), the function of other critical mitochondrial proteins is likely to be dysregulated in the absence of SIRT3. A number of abnormalities in mitochondria have been identified in prior studies as key pathogenic mechanisms in the development of the metabolic syndrome, including reduced mass (Kelley et al., 2002
), altered morphology (Civitarese et al., 2010
), reduced fatty acid oxidation (Zhang et al., 2007
), lower oxidative phosphorylation (Befroy et al., 2007
; Petersen et al., 2005
), and increased reactive oxygen species (Civitarese et al., 2006
; Patti et al., 2003
; Petersen et al., 2004
; Ukropcova et al., 2007
). SIRT3KO show an overlapping group of mitochondrial abnormalities including reduced fatty acid oxidation (Hallows et al., 2011
; Hirschey et al., 2010
), lower oxidative phosphorylation (Ahn et al., 2008
), and increased reactive oxygen species (Kim et al., 2010
; Qiu et al., 2010
; Someya et al., 2010
; Tao et al., 2010
). Thus, these data support the hypothesis that a primary mitochondrial lesion results in global metabolic dysfunction, and can progress to metabolic disease.

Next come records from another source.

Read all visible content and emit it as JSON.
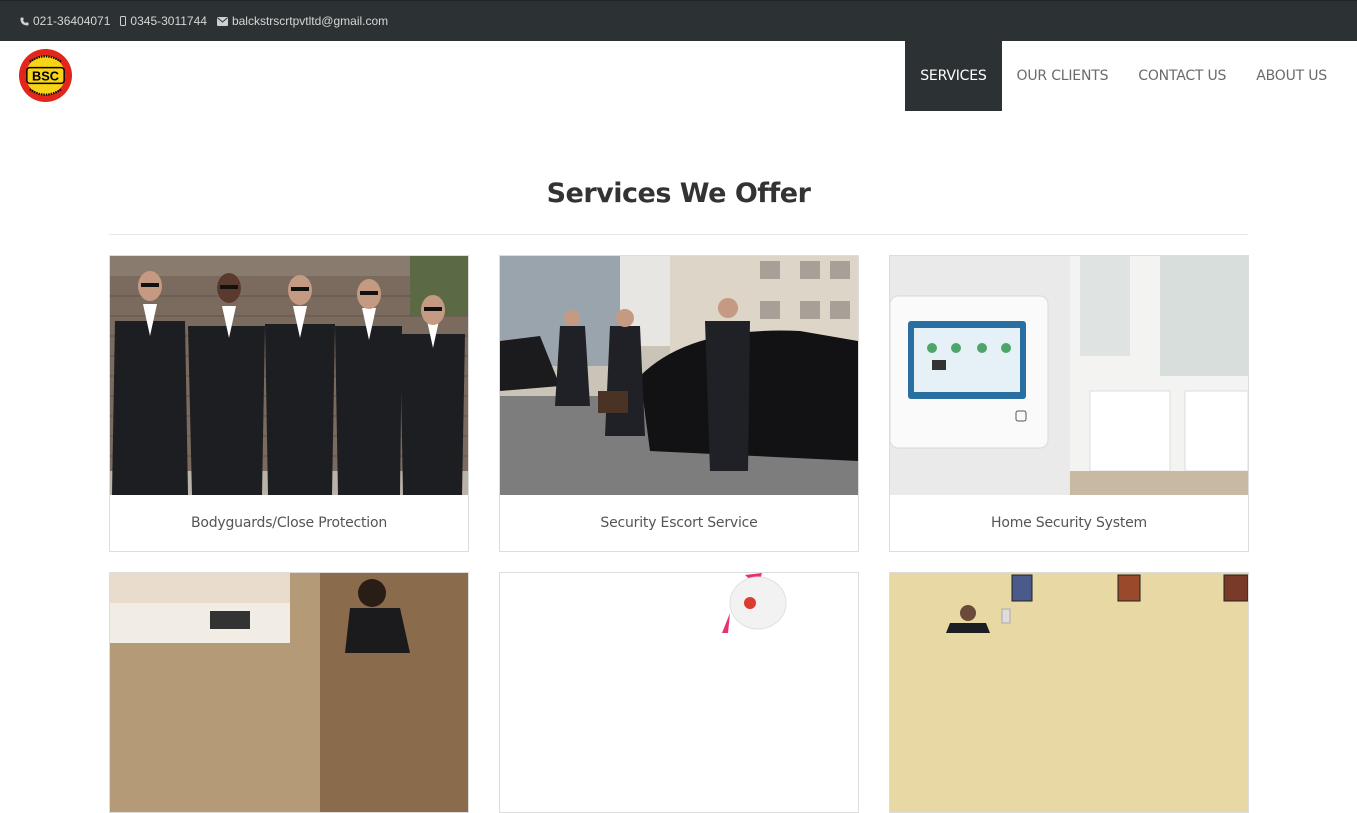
{
  "topbar": {
    "phone": "021-36404071",
    "mobile": "0345-3011744",
    "email": "balckstrscrtpvtltd@gmail.com"
  },
  "logo": {
    "text": "BSC",
    "ring_top": "BLACKSTAR",
    "ring_bottom": "SECURITY"
  },
  "nav": [
    {
      "label": "SERVICES",
      "active": true
    },
    {
      "label": "OUR CLIENTS",
      "active": false
    },
    {
      "label": "CONTACT US",
      "active": false
    },
    {
      "label": "ABOUT US",
      "active": false
    }
  ],
  "section": {
    "title": "Services We Offer"
  },
  "services": [
    {
      "caption": "Bodyguards/Close Protection",
      "image": "bodyguards-photo"
    },
    {
      "caption": "Security Escort Service",
      "image": "escort-photo"
    },
    {
      "caption": "Home Security System",
      "image": "alarm-panel-photo"
    },
    {
      "caption": "",
      "image": "reception-guard-photo"
    },
    {
      "caption": "",
      "image": "camera-photo"
    },
    {
      "caption": "",
      "image": "office-guard-photo"
    }
  ],
  "colors": {
    "dark": "#2c3234",
    "logo_red": "#e3261c",
    "logo_yellow": "#f7d417"
  }
}
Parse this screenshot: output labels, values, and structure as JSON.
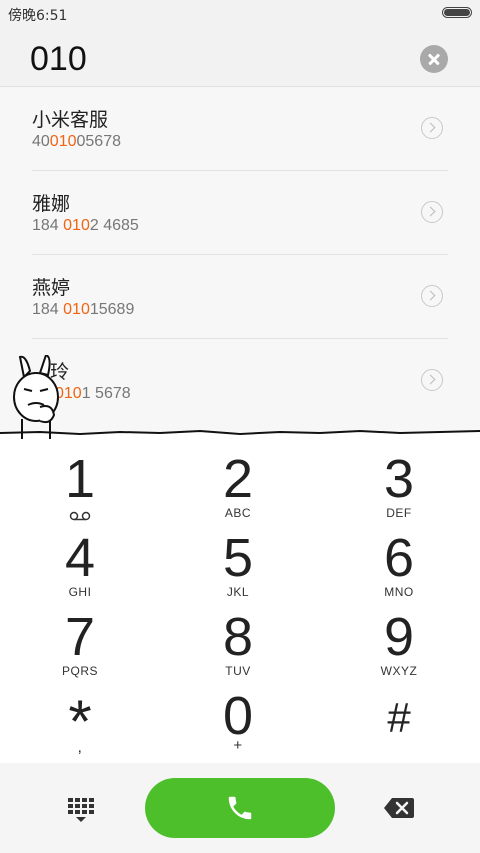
{
  "status_bar": {
    "time": "傍晚6:51",
    "battery_icon": "battery-icon"
  },
  "search": {
    "query": "010",
    "clear_icon": "clear-icon"
  },
  "highlight_color": "#f06412",
  "results": [
    {
      "name": "小米客服",
      "number_parts": [
        "40",
        "010",
        "05678"
      ]
    },
    {
      "name": "雅娜",
      "number_parts": [
        "184 ",
        "010",
        "2 4685"
      ]
    },
    {
      "name": "燕婷",
      "number_parts": [
        "184 ",
        "010",
        "15689"
      ]
    },
    {
      "name": "玲",
      "number_parts": [
        "",
        "010",
        "1 5678"
      ]
    }
  ],
  "keypad": [
    {
      "digit": "1",
      "letters": ""
    },
    {
      "digit": "2",
      "letters": "ABC"
    },
    {
      "digit": "3",
      "letters": "DEF"
    },
    {
      "digit": "4",
      "letters": "GHI"
    },
    {
      "digit": "5",
      "letters": "JKL"
    },
    {
      "digit": "6",
      "letters": "MNO"
    },
    {
      "digit": "7",
      "letters": "PQRS"
    },
    {
      "digit": "8",
      "letters": "TUV"
    },
    {
      "digit": "9",
      "letters": "WXYZ"
    },
    {
      "digit": "*",
      "letters": ","
    },
    {
      "digit": "0",
      "letters": "+"
    },
    {
      "digit": "#",
      "letters": ""
    }
  ],
  "bottom_bar": {
    "dialpad_icon": "dialpad-grid-icon",
    "call_icon": "phone-icon",
    "call_color": "#4cbf2a",
    "delete_icon": "backspace-icon"
  }
}
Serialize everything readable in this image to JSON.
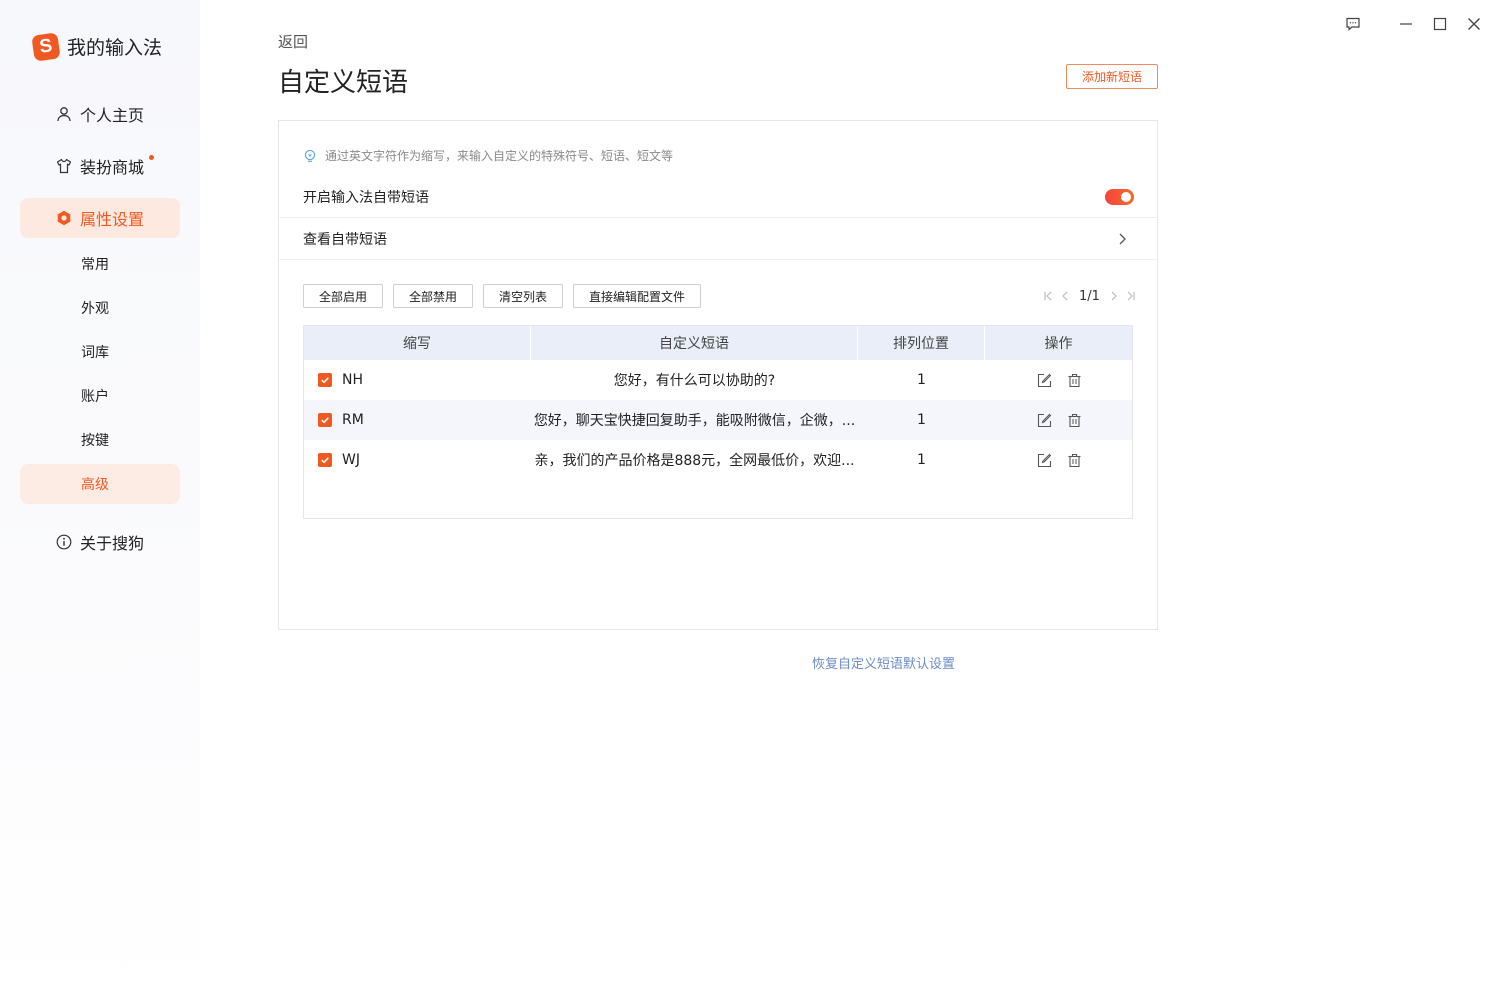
{
  "app": {
    "name": "我的输入法",
    "logo_letter": "S"
  },
  "sidebar": {
    "items": [
      {
        "label": "个人主页",
        "icon": "user-icon"
      },
      {
        "label": "装扮商城",
        "icon": "shirt-icon",
        "has_dot": true
      },
      {
        "label": "属性设置",
        "icon": "settings-hex-icon",
        "active": true
      }
    ],
    "sub_items": [
      "常用",
      "外观",
      "词库",
      "账户",
      "按键",
      "高级"
    ],
    "active_sub": "高级",
    "about": {
      "label": "关于搜狗",
      "icon": "info-icon"
    }
  },
  "header": {
    "back_label": "返回",
    "title": "自定义短语",
    "add_button": "添加新短语"
  },
  "panel": {
    "hint": "通过英文字符作为缩写，来输入自定义的特殊符号、短语、短文等",
    "enable_label": "开启输入法自带短语",
    "enable_on": true,
    "view_label": "查看自带短语"
  },
  "toolbar": {
    "enable_all": "全部启用",
    "disable_all": "全部禁用",
    "clear_list": "清空列表",
    "edit_config": "直接编辑配置文件"
  },
  "pager": {
    "text": "1/1"
  },
  "table": {
    "headers": [
      "缩写",
      "自定义短语",
      "排列位置",
      "操作"
    ],
    "rows": [
      {
        "abbr": "NH",
        "phrase": "您好，有什么可以协助的?",
        "position": "1",
        "checked": true
      },
      {
        "abbr": "RM",
        "phrase": "您好，聊天宝快捷回复助手，能吸附微信，企微，...",
        "position": "1",
        "checked": true
      },
      {
        "abbr": "WJ",
        "phrase": "亲，我们的产品价格是888元，全网最低价，欢迎...",
        "position": "1",
        "checked": true
      }
    ]
  },
  "restore_label": "恢复自定义短语默认设置",
  "colors": {
    "accent": "#f05a22",
    "link": "#6a8cc9",
    "header_bg": "#e9eef8"
  }
}
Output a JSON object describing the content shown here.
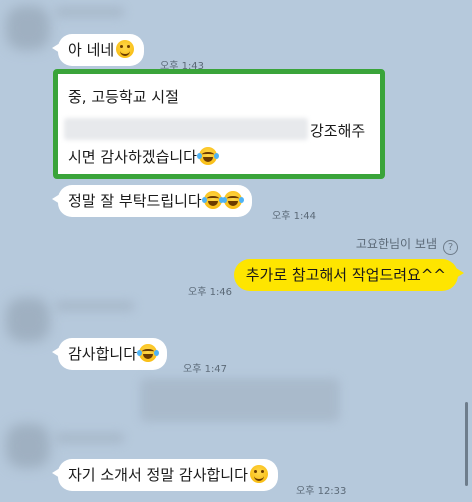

We conclude that mitochondrial protein acetylation is a critical post-translational modification, whose regulation by SIRT3 is necessary to maintain metabolic health in mice and possibly in humans. Future studies will examine the therapeutic potential of manipulating SIRT3 expression or activity in the liver or other tissues to ameliorate manifestations of the metabolic syndrome.